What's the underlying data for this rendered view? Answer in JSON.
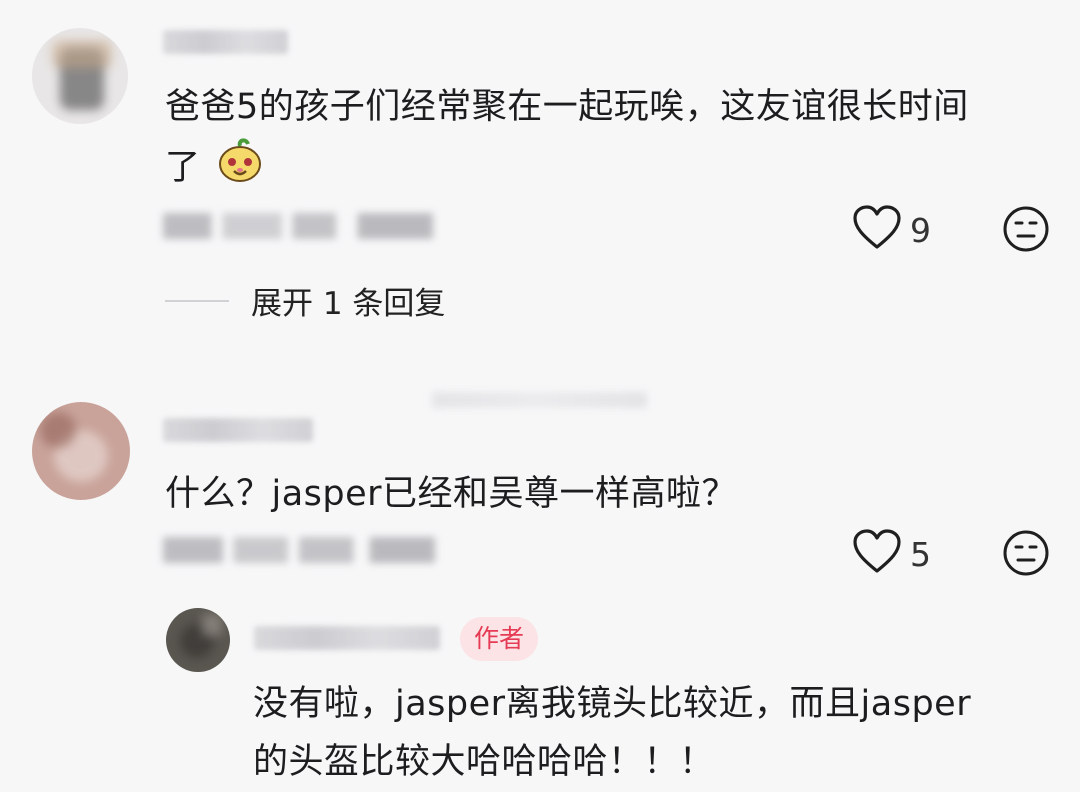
{
  "comments": [
    {
      "text": "爸爸5的孩子们经常聚在一起玩唉，这友谊很长时间了",
      "text_line1": "爸爸5的孩子们经常聚在一起玩唉，这友谊很长时间",
      "text_line2": "了",
      "likes": "9",
      "expand_label": "展开 1 条回复",
      "emoji": "smiling-mascot-emoji"
    },
    {
      "text": "什么？jasper已经和吴尊一样高啦？",
      "likes": "5",
      "reply": {
        "badge": "作者",
        "text_line1": "没有啦，jasper离我镜头比较近，而且jasper",
        "text_line2": "的头盔比较大哈哈哈哈！！！"
      }
    }
  ],
  "icons": {
    "like": "heart-outline-icon",
    "dislike": "neutral-face-icon"
  },
  "colors": {
    "background": "#f7f7f8",
    "badge_bg": "#fbe3e6",
    "badge_text": "#e63b55"
  }
}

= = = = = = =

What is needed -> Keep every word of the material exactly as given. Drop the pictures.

Task response ->
What's the underlying data for this rendered view? Answer in JSON.
{
  "comments": [
    {
      "text": "爸爸5的孩子们经常聚在一起玩唉，这友谊很长时间了",
      "text_line1": "爸爸5的孩子们经常聚在一起玩唉，这友谊很长时间",
      "text_line2": "了",
      "likes": "9",
      "expand_label": "展开 1 条回复",
      "emoji": "smiling-mascot-emoji"
    },
    {
      "text": "什么？jasper已经和吴尊一样高啦？",
      "likes": "5",
      "reply": {
        "badge": "作者",
        "text_line1": "没有啦，jasper离我镜头比较近，而且jasper",
        "text_line2": "的头盔比较大哈哈哈哈！！！"
      }
    }
  ],
  "icons": {
    "like": "heart-outline-icon",
    "dislike": "neutral-face-icon"
  },
  "colors": {
    "background": "#f7f7f8",
    "badge_bg": "#fbe3e6",
    "badge_text": "#e63b55"
  }
}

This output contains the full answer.